Prompt: Take the data below and filter it for lines containing the word "role"; show each line found.

Collected data entries:
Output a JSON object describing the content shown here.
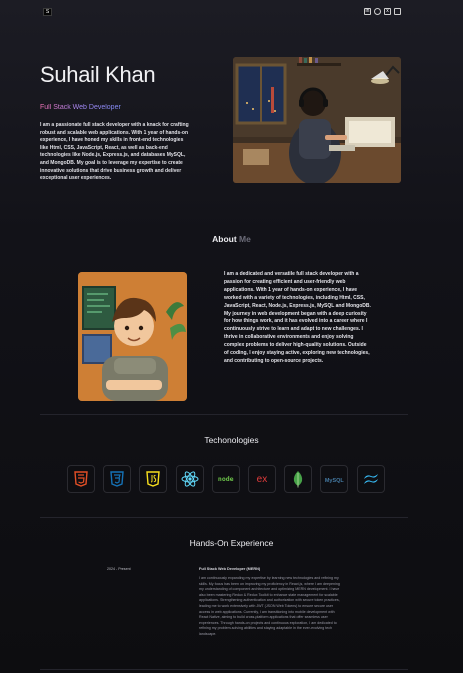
{
  "nav": {
    "logo": "S",
    "icons": [
      "linkedin-icon",
      "github-icon",
      "twitter-icon",
      "instagram-icon"
    ]
  },
  "hero": {
    "name": "Suhail Khan",
    "role": "Full Stack Web Developer",
    "bio": "I am a passionate full stack developer with a knack for crafting robust and scalable web applications. With 1 year of hands-on experience, I have honed my skills in front-end technologies like Html, CSS, JavaScript, React, as well as back-end technologies like Node.js, Express.js, and databases MySQL, and MongoDB. My goal is to leverage my expertise to create innovative solutions that drive business growth and deliver exceptional user experiences."
  },
  "about": {
    "title_main": "About",
    "title_muted": "Me",
    "text": "I am a dedicated and versatile full stack developer with a passion for creating efficient and user-friendly web applications. With 1 year of hands-on experience, I have worked with a variety of technologies, including Html, CSS, JavaScript, React, Node.js, Express.js, MySQL and MongoDB. My journey in web development began with a deep curiosity for how things work, and it has evolved into a career where I continuously strive to learn and adapt to new challenges. I thrive in collaborative environments and enjoy solving complex problems to deliver high-quality solutions. Outside of coding, I enjoy staying active, exploring new technologies, and contributing to open-source projects."
  },
  "technologies": {
    "title": "Techonologies",
    "items": [
      {
        "name": "html5-icon",
        "color": "#e34f26"
      },
      {
        "name": "css3-icon",
        "color": "#1572b6"
      },
      {
        "name": "javascript-icon",
        "color": "#f7df1e"
      },
      {
        "name": "react-icon",
        "color": "#61dafb"
      },
      {
        "name": "nodejs-icon",
        "color": "#6cc24a"
      },
      {
        "name": "express-icon",
        "color": "#e23c3c"
      },
      {
        "name": "mongodb-icon",
        "color": "#47a248"
      },
      {
        "name": "mysql-icon",
        "color": "#4479a1"
      },
      {
        "name": "tailwind-icon",
        "color": "#38bdf8"
      }
    ],
    "text_labels": {
      "node": "node",
      "express": "ex",
      "mysql": "MySQL"
    }
  },
  "experience": {
    "title": "Hands-On Experience",
    "items": [
      {
        "date": "2024 - Present",
        "role": "Full Stack Web Developer (MERN)",
        "description": "I am continuously expanding my expertise by learning new technologies and refining my skills. My focus has been on improving my proficiency in React.js, where I am deepening my understanding of component architecture and optimizing MERN development. I have also been mastering Redux & Redux Toolkit to enhance state management for scalable applications. Strengthening authentication and authorization with secure token practices, leading me to work extensively with JWT (JSON Web Tokens) to ensure secure user access in web applications. Currently, I am transitioning into mobile development with React Native, aiming to build cross-platform applications that offer seamless user experiences. Through hands-on projects and continuous exploration, I am dedicated to refining my problem-solving abilities and staying adaptable in the ever-evolving tech landscape."
      }
    ]
  }
}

Answer to the problem:
    "role": "Full Stack Web Developer",
        "role": "Full Stack Web Developer (MERN)",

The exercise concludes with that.